Shellfish poisoning can occur from June to October, especially on the Pacific and New England coasts. Shellfish such as mussels, clams, oysters, and scallops may ingest certain poisonous dinoflagellates at certain times when the water has a red cast, called the red tide. The dinoflagellates produce a toxin that attacks nerves (such toxins are called neurotoxins). The toxin, saxitoxin, which causes paralytic shellfish poisoning, persists even after the food has been cooked. The first symptom, a pins-and-needles sensation around the mouth, begins 5 to 30 minutes after eating. Nausea, vomiting, and abdominal cramps develop next, followed by muscle weakness. Occasionally, the weakness progresses to paralysis of the arms and legs. Weakness of the muscles needed for breathing may even be severe enough to cause death. Those who survive usually recover completely.

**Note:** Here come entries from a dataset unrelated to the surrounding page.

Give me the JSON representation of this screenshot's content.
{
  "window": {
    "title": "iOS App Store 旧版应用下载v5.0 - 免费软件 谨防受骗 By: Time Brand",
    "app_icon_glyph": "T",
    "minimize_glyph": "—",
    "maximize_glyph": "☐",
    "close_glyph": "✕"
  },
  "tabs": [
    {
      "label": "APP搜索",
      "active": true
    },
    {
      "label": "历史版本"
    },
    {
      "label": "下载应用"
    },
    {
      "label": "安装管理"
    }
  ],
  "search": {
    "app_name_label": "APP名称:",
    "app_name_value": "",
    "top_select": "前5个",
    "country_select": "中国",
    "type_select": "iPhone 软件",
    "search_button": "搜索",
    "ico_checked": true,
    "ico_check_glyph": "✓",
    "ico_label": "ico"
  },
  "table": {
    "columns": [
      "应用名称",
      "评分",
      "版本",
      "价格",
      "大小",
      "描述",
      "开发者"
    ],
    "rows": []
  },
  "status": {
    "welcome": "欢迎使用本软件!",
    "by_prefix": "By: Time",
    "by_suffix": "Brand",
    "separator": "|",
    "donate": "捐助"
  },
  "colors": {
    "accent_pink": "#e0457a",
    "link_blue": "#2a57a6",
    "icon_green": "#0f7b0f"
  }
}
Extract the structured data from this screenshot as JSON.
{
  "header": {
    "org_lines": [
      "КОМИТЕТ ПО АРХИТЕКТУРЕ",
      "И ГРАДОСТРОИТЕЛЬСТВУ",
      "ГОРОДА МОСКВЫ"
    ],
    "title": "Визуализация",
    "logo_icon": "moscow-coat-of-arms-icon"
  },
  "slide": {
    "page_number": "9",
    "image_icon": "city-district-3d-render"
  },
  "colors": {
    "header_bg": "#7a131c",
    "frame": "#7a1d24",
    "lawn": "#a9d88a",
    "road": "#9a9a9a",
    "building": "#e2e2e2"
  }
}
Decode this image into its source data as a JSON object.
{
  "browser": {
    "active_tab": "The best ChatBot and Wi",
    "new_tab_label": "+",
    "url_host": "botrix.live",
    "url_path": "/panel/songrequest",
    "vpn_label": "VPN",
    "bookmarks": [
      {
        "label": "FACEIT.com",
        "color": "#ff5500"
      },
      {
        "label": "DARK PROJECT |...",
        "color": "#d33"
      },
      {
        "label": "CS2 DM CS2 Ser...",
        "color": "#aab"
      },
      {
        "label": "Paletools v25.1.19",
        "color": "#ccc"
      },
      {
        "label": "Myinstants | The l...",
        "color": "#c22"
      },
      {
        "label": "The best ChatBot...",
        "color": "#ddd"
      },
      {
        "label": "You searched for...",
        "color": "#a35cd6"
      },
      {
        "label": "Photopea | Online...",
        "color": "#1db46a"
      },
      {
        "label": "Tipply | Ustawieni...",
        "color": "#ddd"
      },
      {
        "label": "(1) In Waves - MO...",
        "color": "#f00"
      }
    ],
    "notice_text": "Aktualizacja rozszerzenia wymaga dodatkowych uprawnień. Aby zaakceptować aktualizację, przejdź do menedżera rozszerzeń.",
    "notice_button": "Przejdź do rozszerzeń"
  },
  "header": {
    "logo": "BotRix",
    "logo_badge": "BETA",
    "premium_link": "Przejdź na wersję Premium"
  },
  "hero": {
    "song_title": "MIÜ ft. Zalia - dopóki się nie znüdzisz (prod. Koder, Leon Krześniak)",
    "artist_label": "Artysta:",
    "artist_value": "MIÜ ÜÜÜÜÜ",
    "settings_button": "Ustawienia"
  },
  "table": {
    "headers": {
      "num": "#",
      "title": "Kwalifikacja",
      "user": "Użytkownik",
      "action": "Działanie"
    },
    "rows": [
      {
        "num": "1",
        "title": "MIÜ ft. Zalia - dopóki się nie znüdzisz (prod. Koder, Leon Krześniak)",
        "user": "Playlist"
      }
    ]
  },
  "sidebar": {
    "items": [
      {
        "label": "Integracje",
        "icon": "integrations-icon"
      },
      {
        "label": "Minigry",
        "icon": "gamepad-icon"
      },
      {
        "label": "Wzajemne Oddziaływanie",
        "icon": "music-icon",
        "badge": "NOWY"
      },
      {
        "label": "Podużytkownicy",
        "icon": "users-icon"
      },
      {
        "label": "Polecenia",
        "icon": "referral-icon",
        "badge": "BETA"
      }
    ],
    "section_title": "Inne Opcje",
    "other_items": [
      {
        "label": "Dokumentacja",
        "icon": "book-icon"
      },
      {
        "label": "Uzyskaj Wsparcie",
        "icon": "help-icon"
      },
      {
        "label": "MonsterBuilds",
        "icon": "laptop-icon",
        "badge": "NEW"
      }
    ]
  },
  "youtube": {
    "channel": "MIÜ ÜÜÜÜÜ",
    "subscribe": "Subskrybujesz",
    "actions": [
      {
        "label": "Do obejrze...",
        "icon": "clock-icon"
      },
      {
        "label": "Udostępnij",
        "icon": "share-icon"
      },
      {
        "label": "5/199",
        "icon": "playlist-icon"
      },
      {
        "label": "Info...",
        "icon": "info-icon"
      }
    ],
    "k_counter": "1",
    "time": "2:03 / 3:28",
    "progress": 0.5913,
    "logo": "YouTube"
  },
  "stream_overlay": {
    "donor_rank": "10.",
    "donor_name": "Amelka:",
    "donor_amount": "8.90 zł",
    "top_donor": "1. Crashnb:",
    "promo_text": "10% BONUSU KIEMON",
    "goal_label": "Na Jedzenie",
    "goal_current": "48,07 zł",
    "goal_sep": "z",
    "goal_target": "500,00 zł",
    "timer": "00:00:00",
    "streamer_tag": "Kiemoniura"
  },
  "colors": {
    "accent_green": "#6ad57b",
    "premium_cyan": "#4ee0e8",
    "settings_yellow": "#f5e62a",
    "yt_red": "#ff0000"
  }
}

Gastroenteritis may affect people who have ingested unwashed fruits and vegetables sprayed with arsenic, lead, or organic insecticides; acidic fluids served in lead-glazed pottery; or food stored in cadmium-lined containers.
Most people with chemical food poisoning recover fully and rapidly with nothing more than replacement of fluids and electrolytes. As soon as symptoms begin, a person should try to consume large amounts of fluids. If fluids cannot be tolerated, the person needs to go to an emergency department for intravenous fluids.
If possible, it is often a good idea to rid the stomach of the toxic substance as quickly as possible. For most people, vomiting accomplishes this task. Saving a small amount of the first vomitus may be useful if tests are needed later. If a person cannot vomit adequately and symptoms are severe, a doctor may empty the stomach by placing a small tube through the nose or mouth into the stomach. A laxative helps to pass the toxins from the intestines more quickly.
Specific treatments are sometimes given when the toxin is known.
Last full review/revision February 2013 by Gerald F. O'Malley, DO; Rika O'Malley, MD